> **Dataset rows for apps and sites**

■ ■ ■ ■

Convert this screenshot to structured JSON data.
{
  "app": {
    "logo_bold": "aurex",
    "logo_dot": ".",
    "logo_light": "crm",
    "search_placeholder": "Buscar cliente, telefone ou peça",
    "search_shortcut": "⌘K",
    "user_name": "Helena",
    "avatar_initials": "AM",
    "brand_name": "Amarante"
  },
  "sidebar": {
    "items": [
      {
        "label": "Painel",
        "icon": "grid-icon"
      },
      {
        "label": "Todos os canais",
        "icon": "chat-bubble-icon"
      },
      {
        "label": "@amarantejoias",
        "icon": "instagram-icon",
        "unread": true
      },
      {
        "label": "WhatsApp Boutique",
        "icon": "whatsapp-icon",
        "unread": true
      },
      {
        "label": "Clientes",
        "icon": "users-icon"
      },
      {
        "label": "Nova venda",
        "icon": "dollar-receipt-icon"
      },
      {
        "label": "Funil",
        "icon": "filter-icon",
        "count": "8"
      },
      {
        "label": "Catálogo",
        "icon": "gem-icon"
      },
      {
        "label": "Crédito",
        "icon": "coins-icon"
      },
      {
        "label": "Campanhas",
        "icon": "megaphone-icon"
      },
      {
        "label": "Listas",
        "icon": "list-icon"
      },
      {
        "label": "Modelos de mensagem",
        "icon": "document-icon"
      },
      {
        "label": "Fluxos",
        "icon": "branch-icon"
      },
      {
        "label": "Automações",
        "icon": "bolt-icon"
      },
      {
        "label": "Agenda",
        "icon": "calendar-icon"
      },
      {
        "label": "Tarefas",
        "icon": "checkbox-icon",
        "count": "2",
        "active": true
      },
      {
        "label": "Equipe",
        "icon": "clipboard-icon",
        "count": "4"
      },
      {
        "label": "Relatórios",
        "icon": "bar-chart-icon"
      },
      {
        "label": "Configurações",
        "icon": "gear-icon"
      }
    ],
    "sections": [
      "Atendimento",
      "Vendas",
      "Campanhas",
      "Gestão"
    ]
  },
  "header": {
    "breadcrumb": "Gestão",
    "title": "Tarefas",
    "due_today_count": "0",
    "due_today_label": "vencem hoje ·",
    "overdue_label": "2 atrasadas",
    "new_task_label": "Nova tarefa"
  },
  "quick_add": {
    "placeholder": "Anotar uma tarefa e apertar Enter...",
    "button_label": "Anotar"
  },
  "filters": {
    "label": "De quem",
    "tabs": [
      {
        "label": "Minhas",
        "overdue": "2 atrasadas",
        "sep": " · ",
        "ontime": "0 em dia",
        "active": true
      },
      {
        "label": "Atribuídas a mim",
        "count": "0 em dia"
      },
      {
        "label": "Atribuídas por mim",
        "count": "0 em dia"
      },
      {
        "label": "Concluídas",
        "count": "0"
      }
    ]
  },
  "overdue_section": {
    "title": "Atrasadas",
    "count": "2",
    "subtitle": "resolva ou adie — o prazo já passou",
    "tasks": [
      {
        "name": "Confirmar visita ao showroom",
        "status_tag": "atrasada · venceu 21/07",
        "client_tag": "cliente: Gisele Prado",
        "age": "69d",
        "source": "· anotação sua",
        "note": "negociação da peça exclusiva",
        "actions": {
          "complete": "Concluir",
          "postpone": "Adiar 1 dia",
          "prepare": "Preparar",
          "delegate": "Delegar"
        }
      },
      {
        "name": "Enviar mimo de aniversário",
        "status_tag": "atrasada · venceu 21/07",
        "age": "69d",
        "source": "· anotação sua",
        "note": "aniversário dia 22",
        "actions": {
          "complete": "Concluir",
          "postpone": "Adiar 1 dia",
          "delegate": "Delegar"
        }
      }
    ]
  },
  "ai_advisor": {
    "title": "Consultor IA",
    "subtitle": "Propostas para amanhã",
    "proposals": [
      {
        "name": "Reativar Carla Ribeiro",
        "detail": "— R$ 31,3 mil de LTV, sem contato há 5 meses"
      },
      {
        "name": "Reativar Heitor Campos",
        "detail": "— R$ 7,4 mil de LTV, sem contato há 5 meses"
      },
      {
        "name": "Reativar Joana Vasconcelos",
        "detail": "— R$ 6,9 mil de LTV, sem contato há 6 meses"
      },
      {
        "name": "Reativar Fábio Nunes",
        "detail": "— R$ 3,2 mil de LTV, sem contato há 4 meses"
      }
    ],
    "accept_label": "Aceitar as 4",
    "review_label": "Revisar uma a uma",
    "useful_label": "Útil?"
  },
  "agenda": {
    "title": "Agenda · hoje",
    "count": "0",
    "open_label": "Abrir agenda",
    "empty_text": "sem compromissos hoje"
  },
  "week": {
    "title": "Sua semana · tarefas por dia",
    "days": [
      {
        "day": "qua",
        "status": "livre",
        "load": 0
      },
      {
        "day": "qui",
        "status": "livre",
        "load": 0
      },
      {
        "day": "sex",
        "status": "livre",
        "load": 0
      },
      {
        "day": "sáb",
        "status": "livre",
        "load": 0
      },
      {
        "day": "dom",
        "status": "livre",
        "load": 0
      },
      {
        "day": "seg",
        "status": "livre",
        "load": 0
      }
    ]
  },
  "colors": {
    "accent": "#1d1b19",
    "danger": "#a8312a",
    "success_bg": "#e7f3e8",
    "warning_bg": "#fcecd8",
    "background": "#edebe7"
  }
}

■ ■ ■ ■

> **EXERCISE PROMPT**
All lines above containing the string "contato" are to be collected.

> **SOLUTION FOR THIS TASK**
        "detail": "— R$ 31,3 mil de LTV, sem contato há 5 meses"
        "detail": "— R$ 7,4 mil de LTV, sem contato há 5 meses"
        "detail": "— R$ 6,9 mil de LTV, sem contato há 6 meses"
        "detail": "— R$ 3,2 mil de LTV, sem contato há 4 meses"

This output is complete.